Mushrooms can be sliced into thick or thin layers and cut into quarters or chopped finely.
If the recipe calls for caps only, twist the stem or separate them with the tip of your knife.
This requirement is rare, since the stem is an excellent source of flavor and nutrients, and provides the unique mushroom shape.
To make the most of it, sometimes you can chop the stems and add it to the dish you’re making, or freeze it for future use in soups, casserole, pies or homemade stock.
Step 3: Cook… or eat!
From stir-fried and salads to pasta and barbecue meals, there’s something to tickle everyone’s taste buds!

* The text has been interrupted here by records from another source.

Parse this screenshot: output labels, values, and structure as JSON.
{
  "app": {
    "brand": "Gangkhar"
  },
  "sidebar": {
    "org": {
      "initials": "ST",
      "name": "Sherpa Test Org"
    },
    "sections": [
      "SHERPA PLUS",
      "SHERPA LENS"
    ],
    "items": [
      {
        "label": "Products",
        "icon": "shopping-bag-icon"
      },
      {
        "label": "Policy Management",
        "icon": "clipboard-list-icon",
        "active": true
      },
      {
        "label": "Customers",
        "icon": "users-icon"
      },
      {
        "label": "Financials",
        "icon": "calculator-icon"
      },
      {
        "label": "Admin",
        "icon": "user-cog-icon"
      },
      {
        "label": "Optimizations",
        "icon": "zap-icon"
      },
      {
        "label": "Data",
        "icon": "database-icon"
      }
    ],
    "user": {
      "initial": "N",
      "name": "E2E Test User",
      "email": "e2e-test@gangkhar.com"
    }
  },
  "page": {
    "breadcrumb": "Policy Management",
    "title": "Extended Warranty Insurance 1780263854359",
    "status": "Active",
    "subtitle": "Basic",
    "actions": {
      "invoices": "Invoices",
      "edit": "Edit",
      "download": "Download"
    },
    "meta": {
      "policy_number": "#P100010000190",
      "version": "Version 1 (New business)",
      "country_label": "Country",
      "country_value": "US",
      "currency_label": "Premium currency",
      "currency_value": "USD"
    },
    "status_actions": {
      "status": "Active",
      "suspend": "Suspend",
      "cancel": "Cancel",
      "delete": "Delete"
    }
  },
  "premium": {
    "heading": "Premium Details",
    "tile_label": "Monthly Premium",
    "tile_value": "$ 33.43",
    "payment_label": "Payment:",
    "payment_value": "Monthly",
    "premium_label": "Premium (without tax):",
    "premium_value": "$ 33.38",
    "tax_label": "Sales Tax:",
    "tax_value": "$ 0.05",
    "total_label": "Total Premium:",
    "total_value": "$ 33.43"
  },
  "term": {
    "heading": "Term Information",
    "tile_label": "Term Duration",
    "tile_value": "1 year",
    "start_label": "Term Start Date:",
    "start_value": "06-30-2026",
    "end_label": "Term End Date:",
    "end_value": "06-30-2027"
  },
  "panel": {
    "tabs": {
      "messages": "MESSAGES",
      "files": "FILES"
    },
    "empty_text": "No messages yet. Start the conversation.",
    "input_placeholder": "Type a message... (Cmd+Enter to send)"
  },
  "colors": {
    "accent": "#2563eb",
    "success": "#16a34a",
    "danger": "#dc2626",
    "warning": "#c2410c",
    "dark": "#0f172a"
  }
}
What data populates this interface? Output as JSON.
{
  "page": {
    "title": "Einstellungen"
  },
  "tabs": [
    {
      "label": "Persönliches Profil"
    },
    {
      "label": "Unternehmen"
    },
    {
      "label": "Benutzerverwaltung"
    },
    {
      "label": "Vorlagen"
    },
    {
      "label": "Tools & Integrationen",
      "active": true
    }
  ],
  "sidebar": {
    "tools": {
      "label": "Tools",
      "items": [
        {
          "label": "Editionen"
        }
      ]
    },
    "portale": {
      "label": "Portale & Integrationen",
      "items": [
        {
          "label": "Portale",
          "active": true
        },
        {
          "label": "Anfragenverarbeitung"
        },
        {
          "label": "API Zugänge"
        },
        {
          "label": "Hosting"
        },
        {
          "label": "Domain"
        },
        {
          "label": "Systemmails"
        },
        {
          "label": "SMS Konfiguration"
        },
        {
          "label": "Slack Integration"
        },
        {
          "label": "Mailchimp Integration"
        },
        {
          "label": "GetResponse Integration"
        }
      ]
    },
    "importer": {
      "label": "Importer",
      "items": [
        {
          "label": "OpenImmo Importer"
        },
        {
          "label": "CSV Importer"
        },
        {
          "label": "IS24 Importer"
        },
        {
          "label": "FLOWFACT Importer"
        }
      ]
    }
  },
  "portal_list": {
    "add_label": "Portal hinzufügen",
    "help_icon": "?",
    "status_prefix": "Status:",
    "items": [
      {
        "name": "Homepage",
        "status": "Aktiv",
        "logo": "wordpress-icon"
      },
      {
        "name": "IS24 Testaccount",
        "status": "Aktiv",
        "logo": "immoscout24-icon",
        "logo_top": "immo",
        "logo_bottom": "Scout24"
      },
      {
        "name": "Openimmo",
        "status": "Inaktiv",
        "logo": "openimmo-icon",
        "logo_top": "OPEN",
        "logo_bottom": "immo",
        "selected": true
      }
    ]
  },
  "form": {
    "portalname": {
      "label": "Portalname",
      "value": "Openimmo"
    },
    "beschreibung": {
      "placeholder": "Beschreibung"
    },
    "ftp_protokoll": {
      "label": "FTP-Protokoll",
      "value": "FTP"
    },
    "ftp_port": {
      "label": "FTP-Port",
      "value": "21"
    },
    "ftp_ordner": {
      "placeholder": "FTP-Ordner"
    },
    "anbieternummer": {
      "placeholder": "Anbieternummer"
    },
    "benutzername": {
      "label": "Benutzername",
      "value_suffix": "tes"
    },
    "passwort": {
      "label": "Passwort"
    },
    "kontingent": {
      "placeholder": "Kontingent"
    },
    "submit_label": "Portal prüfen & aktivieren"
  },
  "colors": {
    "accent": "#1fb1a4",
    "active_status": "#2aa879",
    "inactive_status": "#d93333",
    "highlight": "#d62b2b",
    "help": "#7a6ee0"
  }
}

Please note that mushrooms can be very dangerous! Most species are not edible and are deadly poisonous.
They look strikingly similar to other edible fungi.
So like I mentioned earlier, don’t try picking them for consumption unless you are trained in identifying different mushroom species.
Many mushrooms that are selected in the wild contain heavy metals because they absorb the qualities of any matter they grow on and can also provide air and water pollutants.
Also, I must stress that buying mushrooms from unknown street vendors is a bad idea.
The only trust sealed products purchased from reputable companies or shops.
A single poisonous mushroom can threaten the health and life of those who consume it and result in comas, vomiting, nausea, cramps, convulsions, and even insanity.
Always avoid discolored mushrooms or those that are a different color from what is typically acceptable.